(Excerpts from an interface dataset)
- Opening Delimiter -

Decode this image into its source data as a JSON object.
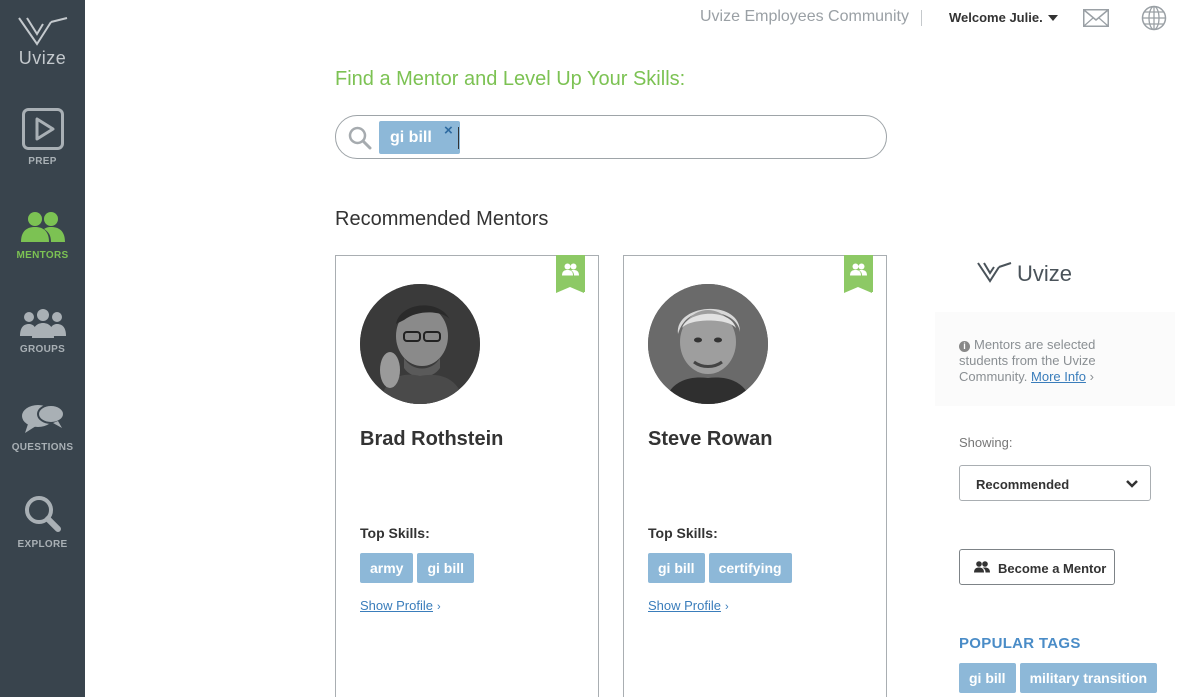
{
  "sidebar": {
    "logo_text": "Uvize",
    "items": [
      {
        "label": "PREP",
        "icon": "play-icon"
      },
      {
        "label": "MENTORS",
        "icon": "mentors-icon",
        "active": true
      },
      {
        "label": "GROUPS",
        "icon": "groups-icon"
      },
      {
        "label": "QUESTIONS",
        "icon": "questions-icon"
      },
      {
        "label": "EXPLORE",
        "icon": "magnifier-icon"
      }
    ]
  },
  "header": {
    "community": "Uvize Employees Community",
    "welcome": "Welcome Julie."
  },
  "main": {
    "find_title": "Find a Mentor and Level Up Your Skills:",
    "search_tag": "gi bill",
    "search_tag_remove": "×",
    "recommended_title": "Recommended Mentors"
  },
  "mentors": [
    {
      "name": "Brad Rothstein",
      "top_skills_label": "Top Skills:",
      "skills": [
        "army",
        "gi bill"
      ],
      "show_profile": "Show Profile"
    },
    {
      "name": "Steve Rowan",
      "top_skills_label": "Top Skills:",
      "skills": [
        "gi bill",
        "certifying"
      ],
      "show_profile": "Show Profile"
    }
  ],
  "right_panel": {
    "logo_text": "Uvize",
    "info_text": "Mentors are selected students from the Uvize Community.",
    "more_info": "More Info",
    "showing_label": "Showing:",
    "showing_value": "Recommended",
    "become_mentor": "Become a Mentor",
    "popular_tags_title": "POPULAR TAGS",
    "popular_tags": [
      "gi bill",
      "military transition"
    ]
  },
  "colors": {
    "sidebar_bg": "#39444d",
    "accent_green": "#7cc253",
    "tag_blue": "#8db8d8",
    "link_blue": "#3a7dbb"
  }
}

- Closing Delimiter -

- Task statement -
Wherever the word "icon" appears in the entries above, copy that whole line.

- Solution to this problem -
        "icon": "play-icon"
        "icon": "mentors-icon",
        "icon": "groups-icon"
        "icon": "questions-icon"
        "icon": "magnifier-icon"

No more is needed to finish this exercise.